At least 7,000 years ago, the Chinese phoenix, known as Feng Huang (Ho-o in Japan), evolved into a distinct bird species. Through the translation of Chinese classics by Scottish sinologist James Legge in the 1800s, this celestial fowl became intertwined with the Western phoenix. Despite the fact that the Eastern bird lacks fire, never dies (therefore never being reborn), and resembles a pheasant, his word choice endures. Its very name, with “feng” denoting male and “huang” denoting female, symbolizes the union of yin and yang. The phoenix symbolizes the empress and the dragon, when paired together, the emperor. This fortunate couple also represents harmony and good fortune for the husband and wife.

The hazy prehistoric era is where both the Eastern and Western phoenix legends originate. Some claim that distant memories of the extinct Asian ostrich are the source of the Chinese tale. Heat waves in Egypt may have inspired the story because of a prehistoric flamingo.

from the warm salt flats where it laid its eggs, possibly implying a fire nest.

However, the phoenix enjoys a contemporary rebirth as a mascot, logo, and fairytale, just like its legend. Not just Swarthmore is looking for a sign of hope and new life following a devastating fire. The phoenix has been adopted by a number of cities and institutions, including Atlanta, San Francisco, London, Chicago, and Coventry, England. Its namesake, Phoenix, Ariz. serves as a reminder to contemporary Americans that the city is located on the same site as a Native American civilization that has disappeared.

According to Nigg, the enduring nature of phoenix lore can be attributed to renewal and hope for rebirth. I think it deals with hope. ”.

Heather Shumaker (’91) was a conservationist for a nonprofit land trust in Michigan before going freelance two years ago. She is a mother of two young boys and has contributed articles to the Wisconsin Natural Resources Journal, Traverse, Parenting, Organic Gardening, and Pregnancy magazines. She states that her most recent Halloween costume was a phoenix, which was motivated by her research for her current Bulletin article.


Does Phoenix bird still exist?

The phoenix is a mythological bird that never technically dies because it is reborn out of its ashes. It’s a figment of the Greek mythology, I think, where The Phoenix was a God”s son, and also has a constellation for himself.

How long does phoenix live?

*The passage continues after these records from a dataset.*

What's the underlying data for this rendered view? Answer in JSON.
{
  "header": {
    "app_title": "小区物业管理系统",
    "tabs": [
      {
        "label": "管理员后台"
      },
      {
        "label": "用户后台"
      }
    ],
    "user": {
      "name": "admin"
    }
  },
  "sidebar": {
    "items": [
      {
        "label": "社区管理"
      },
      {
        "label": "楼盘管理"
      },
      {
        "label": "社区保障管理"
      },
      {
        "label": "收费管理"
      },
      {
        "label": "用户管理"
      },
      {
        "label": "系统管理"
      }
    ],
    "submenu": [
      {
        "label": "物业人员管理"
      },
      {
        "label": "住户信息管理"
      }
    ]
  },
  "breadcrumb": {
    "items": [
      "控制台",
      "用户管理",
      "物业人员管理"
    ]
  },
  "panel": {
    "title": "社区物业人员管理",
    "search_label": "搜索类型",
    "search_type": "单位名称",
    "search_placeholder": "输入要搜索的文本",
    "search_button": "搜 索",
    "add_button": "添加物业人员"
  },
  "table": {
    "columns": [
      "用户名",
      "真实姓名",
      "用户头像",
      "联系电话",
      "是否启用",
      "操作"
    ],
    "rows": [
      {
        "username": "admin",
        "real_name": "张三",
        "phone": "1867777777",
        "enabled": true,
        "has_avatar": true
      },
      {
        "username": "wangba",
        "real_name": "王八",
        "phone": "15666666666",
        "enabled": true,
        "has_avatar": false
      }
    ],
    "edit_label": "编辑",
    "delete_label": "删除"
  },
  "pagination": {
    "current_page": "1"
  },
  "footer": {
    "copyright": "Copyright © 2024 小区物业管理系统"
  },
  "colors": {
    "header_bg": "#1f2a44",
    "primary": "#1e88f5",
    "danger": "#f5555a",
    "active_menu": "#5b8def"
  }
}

The fabled bird is said to live 500 years or more, and when the old bird is tired, it flies from Arabia to land in Heliopolis, Egypt, the “City of the Sun.” There, it gathers cinnamon twigs and resin to build a nest of spices atop the Temple of the Sun.

What happens if a phoenix dies?

Associated with the sun, a phoenix obtains new life by rising from the ashes of its predecessor. Some legends say it dies in a show of flames and combustion, while others that it simply dies and decomposes before being born again.

How many phoenixes are there?

Only one phoenix exists at a time, and so when the bird felt its death was near, every 500 to 1,461 years, it would build a nest of aromatic wood and set it on fire. The bird then was consumed by the flames. A new phoenix sprang forth from the pyre.